Why wasn't man linked to March 19 murders not prosecuted for guns and drugs March 6?

      EUGENE, Ore. - Police booked Ricardo Antonio Chaney into jail after finding an AR-15, body armor and meth in his car March 6.

      He went free hours later.

      Prosecutors never filed charges.

      Now it appears Chaney killed a retired professor and set the man's house on fire before carjacking 2 international students from China, forcing them into the trunk of the driver's BMW, then driving to California, where he got in a gunfight with a tourist attraction employee before killing a sheriff's deputy in a gunfight.

      Chaney died in gunfire March 19.

      Why did he go free March 6?
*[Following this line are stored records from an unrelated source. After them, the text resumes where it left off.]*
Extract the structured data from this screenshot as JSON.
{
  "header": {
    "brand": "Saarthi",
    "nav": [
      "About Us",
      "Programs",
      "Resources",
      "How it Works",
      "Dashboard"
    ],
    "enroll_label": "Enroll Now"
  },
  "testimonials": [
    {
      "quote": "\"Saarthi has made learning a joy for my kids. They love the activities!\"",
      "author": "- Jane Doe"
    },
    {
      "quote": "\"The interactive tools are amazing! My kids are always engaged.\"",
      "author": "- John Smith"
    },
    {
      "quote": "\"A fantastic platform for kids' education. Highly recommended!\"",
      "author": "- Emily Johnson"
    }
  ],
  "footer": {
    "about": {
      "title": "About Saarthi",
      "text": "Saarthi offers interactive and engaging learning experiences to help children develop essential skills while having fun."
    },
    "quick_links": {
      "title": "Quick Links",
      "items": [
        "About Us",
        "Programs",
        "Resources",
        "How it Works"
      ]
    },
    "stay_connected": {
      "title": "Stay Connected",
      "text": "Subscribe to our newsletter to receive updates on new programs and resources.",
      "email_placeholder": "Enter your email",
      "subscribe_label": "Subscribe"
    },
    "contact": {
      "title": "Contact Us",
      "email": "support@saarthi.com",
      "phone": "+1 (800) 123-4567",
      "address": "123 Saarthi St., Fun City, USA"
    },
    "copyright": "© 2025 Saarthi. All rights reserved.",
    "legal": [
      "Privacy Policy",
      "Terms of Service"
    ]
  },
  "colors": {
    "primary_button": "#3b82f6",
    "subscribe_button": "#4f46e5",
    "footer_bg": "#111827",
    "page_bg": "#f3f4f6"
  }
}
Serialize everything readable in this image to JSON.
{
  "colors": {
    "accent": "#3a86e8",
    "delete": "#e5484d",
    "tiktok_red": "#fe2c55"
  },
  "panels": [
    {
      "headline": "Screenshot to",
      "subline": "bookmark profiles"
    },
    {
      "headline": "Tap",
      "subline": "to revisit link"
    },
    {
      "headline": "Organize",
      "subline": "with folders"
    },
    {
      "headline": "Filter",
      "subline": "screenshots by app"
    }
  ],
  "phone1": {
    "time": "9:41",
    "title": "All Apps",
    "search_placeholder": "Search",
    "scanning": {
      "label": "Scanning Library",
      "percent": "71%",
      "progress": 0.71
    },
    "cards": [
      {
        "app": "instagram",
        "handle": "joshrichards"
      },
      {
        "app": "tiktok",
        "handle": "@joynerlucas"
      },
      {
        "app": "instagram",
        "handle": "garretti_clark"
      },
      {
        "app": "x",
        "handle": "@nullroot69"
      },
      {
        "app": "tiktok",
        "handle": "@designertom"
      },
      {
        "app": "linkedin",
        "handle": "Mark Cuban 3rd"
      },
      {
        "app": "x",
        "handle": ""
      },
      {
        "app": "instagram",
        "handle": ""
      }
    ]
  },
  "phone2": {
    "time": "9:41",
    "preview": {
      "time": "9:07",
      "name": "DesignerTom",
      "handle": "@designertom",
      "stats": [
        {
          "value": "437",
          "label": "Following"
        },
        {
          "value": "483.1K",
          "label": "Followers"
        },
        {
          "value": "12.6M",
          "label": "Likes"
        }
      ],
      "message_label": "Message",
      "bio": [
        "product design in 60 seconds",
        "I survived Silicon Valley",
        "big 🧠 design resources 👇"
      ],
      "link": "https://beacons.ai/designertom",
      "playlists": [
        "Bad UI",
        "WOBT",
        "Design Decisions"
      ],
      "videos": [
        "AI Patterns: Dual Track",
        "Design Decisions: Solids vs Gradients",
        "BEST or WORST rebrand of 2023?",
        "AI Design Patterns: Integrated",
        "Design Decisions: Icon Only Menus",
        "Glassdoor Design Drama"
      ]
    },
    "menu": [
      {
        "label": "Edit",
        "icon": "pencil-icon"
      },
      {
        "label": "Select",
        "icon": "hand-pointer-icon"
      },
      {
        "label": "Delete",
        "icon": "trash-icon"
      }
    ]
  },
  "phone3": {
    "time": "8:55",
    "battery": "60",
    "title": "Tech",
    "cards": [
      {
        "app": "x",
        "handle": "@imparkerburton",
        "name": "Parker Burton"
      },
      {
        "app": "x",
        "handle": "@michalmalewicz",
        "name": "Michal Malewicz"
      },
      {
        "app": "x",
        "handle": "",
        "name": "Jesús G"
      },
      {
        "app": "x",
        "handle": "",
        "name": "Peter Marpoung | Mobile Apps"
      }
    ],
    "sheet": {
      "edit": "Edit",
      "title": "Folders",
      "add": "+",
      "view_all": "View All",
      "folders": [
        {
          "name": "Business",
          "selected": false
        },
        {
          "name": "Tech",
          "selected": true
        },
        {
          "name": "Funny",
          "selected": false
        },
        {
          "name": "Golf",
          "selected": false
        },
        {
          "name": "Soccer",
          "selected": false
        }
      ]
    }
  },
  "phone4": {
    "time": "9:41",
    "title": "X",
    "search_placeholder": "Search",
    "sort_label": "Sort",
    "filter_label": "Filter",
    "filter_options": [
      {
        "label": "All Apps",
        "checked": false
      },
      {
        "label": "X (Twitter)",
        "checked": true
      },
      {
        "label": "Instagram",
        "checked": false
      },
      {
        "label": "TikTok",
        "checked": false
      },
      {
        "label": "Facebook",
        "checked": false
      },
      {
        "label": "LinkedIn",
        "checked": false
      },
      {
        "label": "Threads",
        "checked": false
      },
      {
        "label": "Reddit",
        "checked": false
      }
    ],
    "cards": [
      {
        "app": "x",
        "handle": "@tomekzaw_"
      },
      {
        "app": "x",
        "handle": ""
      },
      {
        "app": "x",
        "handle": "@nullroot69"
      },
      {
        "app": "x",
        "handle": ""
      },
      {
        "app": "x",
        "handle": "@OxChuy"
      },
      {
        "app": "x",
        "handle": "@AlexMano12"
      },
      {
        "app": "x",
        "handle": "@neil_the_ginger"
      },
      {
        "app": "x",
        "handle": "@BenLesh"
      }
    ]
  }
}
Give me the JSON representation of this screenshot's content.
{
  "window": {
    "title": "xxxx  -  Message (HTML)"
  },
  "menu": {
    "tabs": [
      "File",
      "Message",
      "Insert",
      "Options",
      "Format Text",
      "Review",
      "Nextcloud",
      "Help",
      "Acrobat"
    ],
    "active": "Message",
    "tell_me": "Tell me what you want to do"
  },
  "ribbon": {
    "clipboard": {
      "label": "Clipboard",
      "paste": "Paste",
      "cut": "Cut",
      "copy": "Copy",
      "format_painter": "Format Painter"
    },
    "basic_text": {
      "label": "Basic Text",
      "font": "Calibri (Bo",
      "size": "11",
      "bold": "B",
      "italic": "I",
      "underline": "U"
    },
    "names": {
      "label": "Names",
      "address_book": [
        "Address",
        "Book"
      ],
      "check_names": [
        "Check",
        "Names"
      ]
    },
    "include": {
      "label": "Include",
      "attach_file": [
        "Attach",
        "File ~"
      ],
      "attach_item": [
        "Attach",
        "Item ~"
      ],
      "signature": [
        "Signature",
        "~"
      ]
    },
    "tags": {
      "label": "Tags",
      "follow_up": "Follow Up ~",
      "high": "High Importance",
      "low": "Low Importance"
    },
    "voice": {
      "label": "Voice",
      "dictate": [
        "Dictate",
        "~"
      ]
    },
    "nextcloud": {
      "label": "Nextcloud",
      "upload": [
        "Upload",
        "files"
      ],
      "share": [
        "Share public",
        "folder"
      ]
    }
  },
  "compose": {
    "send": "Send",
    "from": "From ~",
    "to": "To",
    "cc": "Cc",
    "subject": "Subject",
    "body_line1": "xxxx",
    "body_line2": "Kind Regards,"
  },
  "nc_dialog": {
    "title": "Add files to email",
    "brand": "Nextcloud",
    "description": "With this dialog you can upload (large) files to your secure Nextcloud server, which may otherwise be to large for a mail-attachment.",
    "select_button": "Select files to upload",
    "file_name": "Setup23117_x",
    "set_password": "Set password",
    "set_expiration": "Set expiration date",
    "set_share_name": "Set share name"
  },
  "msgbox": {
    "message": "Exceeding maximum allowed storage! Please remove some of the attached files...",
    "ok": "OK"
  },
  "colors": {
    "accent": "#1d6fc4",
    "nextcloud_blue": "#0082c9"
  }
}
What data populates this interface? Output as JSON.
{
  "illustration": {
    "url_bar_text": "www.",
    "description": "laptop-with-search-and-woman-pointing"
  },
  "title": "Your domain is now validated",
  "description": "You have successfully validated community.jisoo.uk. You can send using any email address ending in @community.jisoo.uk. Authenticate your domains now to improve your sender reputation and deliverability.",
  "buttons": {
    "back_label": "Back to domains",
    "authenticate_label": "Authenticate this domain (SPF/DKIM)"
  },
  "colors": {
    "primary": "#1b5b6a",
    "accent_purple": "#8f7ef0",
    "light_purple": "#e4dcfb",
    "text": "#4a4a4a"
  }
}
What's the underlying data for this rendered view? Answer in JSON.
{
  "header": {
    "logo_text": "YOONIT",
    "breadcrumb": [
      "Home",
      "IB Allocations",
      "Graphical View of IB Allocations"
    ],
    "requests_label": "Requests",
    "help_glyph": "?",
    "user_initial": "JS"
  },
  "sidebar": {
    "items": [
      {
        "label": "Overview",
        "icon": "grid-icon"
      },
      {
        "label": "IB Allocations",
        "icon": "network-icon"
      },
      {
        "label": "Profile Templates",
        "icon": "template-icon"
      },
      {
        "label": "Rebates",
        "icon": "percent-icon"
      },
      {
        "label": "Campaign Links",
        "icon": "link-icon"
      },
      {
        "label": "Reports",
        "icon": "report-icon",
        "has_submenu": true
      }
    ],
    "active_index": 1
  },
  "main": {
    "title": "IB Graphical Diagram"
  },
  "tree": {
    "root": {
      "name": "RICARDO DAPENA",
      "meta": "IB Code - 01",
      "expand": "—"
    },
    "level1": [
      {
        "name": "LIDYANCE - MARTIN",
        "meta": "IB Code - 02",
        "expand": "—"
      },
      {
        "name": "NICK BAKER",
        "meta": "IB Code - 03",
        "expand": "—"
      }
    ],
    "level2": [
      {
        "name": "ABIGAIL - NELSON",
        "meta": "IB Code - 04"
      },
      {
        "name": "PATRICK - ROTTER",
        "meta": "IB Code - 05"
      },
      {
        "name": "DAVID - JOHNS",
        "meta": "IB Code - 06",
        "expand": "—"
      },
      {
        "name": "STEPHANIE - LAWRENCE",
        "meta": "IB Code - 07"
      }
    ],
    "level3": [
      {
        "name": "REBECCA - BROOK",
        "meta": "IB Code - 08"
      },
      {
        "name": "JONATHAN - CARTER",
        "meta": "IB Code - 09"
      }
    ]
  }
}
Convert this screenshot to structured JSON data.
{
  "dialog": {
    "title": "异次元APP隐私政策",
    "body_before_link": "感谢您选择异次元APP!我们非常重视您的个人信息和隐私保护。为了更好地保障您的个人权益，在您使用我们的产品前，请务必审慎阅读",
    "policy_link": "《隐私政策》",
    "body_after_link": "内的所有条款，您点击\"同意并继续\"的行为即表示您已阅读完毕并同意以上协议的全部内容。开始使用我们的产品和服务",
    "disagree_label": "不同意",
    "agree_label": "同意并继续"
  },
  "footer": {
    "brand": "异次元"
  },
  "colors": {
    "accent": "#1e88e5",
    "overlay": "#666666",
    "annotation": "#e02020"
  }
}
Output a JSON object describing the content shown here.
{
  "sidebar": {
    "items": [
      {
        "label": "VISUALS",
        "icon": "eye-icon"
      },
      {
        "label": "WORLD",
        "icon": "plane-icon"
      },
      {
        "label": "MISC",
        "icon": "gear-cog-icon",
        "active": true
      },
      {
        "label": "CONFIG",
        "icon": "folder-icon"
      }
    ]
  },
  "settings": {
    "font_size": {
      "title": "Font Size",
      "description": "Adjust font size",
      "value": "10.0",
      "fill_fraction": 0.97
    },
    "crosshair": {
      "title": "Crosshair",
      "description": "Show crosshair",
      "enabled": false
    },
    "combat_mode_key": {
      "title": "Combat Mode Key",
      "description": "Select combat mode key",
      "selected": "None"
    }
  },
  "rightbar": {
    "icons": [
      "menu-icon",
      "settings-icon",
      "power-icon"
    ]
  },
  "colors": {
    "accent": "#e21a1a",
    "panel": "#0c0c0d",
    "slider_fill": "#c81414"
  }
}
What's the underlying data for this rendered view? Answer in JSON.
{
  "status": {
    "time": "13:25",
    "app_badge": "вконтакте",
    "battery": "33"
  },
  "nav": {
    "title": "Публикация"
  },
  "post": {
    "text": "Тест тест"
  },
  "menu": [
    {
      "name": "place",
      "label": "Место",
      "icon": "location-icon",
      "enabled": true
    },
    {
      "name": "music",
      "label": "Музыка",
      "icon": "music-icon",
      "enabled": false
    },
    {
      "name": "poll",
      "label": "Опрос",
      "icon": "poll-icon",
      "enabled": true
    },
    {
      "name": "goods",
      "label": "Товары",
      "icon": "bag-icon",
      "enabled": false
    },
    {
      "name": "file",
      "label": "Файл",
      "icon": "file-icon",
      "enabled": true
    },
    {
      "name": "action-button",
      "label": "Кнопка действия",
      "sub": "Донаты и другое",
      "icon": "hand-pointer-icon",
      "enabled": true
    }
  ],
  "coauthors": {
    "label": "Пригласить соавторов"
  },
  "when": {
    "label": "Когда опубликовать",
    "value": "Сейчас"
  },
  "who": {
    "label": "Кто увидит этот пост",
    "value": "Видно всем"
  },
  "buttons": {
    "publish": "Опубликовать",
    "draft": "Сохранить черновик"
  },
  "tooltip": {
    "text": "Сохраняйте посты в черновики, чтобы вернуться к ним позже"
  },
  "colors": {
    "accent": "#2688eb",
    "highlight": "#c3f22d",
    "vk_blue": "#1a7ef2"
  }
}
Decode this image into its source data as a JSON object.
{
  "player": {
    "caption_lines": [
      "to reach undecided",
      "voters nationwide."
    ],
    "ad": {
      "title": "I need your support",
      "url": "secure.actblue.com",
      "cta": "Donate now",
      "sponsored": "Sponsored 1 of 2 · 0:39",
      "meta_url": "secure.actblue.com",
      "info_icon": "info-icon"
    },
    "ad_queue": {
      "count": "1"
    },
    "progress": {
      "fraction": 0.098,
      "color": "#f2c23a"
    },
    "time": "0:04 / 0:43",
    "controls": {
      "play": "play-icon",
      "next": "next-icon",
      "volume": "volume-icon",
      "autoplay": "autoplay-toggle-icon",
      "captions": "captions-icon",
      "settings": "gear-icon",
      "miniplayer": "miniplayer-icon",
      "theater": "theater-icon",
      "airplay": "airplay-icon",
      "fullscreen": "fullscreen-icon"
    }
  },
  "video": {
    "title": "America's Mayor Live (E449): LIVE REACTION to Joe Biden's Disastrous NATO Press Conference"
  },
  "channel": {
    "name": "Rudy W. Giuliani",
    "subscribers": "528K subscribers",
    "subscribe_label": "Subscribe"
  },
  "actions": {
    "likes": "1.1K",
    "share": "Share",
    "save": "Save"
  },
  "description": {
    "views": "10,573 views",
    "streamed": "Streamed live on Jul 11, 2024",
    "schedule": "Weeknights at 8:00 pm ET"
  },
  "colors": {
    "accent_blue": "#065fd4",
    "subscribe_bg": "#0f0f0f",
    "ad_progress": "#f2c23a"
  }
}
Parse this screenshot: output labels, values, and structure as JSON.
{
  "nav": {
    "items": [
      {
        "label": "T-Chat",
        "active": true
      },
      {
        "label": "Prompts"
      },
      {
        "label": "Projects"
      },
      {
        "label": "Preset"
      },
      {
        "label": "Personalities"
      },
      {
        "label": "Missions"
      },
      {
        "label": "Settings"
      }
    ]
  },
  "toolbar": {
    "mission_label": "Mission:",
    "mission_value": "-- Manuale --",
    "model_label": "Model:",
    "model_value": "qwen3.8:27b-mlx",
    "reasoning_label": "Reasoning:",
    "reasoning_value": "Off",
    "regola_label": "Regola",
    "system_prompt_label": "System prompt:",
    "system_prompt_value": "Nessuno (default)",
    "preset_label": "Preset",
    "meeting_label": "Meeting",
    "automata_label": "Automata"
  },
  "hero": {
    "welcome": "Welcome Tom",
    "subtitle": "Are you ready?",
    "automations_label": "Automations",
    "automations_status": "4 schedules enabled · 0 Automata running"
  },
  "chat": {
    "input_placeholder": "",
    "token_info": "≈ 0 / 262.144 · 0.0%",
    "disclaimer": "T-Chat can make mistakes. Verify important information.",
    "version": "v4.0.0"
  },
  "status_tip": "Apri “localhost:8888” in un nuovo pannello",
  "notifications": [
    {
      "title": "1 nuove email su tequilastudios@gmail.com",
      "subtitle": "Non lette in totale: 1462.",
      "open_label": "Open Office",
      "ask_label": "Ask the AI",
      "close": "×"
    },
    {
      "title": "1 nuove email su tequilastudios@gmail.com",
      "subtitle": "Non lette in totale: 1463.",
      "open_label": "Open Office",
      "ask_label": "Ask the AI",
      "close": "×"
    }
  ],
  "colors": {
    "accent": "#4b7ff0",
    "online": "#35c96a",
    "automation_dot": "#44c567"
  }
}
      "Evidence found during the stop caused police to arrest Chaney on a felony drug possession charge and a misdemeanor weapon charge, but Chaney was subsequently released from custody when the District Attorney's office failed to file charges," the Lane County District Attorney's office said in a statement Thursday. The office "lost the capacity to file most misdemeanor charges more than 10 years ago. Additional layoffs in recent years have reduced DA staffing to the point where over 25 percent of the viable felony volume is no longer being charged. The March 6 charges against Chaney were not filed because they fell below the current triage standards and involved no violence or threat of violence."

      Alex Gardner, the Lane County district attorney, said the office's staff has shrunk even as the area's population grew.

      "35 years ago we had 32 DAs in the criminal division," he said. "There's about 20 now, and over that period of time our population has increased about 25 percent."

      So how does the DA "triage" cases and decide when to file charges - or, in the case of Chaney caught with drugs and an illegal firearm, decide not to file charges?

      "The question is what risk does this offender present to the community right now?" Gardner said. "The crime for which the person is arrested is an important piece of that but so is their crime history and risk assessment."

      Gardner said Oregon has high crime rates but insufficient resources to pay for justice.

      "I have the charts to show how Oregon spends its money," Gardner said, "and how it doesn't is higher education and law enforcement when you compare it with the rest of the United States."